@SebastianOerding's answer is good, but I'll try a different explanation by building on the concept of a cross-certificate.
Let's say you have two separate CAs, and you want the clients of CA1 (ie those with CA1 in their trust stores) to trust certs issued by CA2. You want to do this without adding CA2 to their trust store.
The solution is a cross-certificate, from the Microsoft documentation:
Cross certification enables entities in one public key infrastructure (PKI) to trust entities in another PKI. ... A mutual trust relationship between two CAs requires that each CA issue a certificate to the other to establish the relationship in both directions. The path of trust is not hierarchal (neither of the governing CAs is subordinate to the other).
So each root issues a certificate containing the public key of the other (self-signed) root CA. This allows path validation engines to "pretend" that the self-signed root cert of CA2 was issued by the cross cert, which was issued by CA1.
Now, think of a link cert as a special case of a cross cert where CA1 and CA2 are two different root certs for the same CA (ie the same CA DN), but with different public keys (and likely also different expiration dates, serial number, CRL location, etc).

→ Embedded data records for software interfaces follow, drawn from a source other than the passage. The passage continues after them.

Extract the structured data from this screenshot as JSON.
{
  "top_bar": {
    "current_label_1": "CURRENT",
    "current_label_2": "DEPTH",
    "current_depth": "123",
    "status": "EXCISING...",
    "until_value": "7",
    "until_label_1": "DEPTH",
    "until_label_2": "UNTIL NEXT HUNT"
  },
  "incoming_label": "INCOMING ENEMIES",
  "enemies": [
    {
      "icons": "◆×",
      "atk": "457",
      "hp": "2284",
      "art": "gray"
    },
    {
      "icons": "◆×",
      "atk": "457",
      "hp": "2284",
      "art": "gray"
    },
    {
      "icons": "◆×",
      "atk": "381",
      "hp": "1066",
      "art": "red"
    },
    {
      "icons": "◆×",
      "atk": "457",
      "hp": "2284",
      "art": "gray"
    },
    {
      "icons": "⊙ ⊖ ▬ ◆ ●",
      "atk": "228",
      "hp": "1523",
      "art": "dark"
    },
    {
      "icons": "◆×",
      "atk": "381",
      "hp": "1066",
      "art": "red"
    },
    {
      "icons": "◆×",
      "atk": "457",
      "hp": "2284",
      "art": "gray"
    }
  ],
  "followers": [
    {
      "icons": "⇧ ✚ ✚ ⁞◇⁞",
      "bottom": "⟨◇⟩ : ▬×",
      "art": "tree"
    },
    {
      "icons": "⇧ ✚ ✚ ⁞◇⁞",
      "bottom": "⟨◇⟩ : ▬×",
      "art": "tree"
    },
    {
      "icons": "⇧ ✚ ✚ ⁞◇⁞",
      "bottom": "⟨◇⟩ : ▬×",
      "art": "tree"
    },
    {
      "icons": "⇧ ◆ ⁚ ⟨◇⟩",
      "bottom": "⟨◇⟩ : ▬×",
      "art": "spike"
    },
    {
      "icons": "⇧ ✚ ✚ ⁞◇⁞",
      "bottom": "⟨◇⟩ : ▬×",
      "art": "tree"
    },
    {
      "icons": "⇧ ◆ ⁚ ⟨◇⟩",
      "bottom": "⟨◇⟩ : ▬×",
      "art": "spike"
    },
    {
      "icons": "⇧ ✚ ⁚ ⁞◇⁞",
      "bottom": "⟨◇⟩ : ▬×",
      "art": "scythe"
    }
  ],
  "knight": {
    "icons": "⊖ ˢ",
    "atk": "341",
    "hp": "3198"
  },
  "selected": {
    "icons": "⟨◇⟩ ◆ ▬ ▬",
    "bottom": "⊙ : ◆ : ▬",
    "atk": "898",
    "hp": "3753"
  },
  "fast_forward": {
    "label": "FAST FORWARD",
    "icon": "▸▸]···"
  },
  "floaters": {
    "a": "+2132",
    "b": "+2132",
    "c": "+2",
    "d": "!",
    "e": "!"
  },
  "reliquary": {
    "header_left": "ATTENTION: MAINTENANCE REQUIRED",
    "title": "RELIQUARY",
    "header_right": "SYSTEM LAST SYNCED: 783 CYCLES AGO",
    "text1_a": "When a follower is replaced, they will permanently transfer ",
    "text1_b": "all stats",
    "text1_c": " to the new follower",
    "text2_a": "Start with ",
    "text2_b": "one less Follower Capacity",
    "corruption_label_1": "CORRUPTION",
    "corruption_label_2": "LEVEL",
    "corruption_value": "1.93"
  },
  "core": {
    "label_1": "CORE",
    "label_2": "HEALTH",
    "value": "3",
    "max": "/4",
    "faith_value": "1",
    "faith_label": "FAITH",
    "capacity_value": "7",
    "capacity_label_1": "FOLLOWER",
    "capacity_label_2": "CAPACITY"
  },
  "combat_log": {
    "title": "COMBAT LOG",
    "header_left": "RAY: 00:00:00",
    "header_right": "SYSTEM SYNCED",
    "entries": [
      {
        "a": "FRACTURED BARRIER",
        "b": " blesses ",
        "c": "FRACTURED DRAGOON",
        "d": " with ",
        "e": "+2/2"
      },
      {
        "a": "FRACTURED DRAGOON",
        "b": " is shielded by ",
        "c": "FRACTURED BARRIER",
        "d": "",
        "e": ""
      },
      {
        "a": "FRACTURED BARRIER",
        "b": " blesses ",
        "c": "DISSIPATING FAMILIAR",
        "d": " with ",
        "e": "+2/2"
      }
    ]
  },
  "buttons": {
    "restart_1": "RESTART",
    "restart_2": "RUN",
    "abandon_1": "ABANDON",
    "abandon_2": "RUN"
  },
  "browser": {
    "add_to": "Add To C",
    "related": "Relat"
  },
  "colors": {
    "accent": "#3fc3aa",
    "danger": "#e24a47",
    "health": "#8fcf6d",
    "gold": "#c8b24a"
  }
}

Root key expiry is a problem because as far as clients are concerned, it's a brand new CA. Link certs bridge that gap by telling clients that this new root cert replaces the expired one that is in their trust store.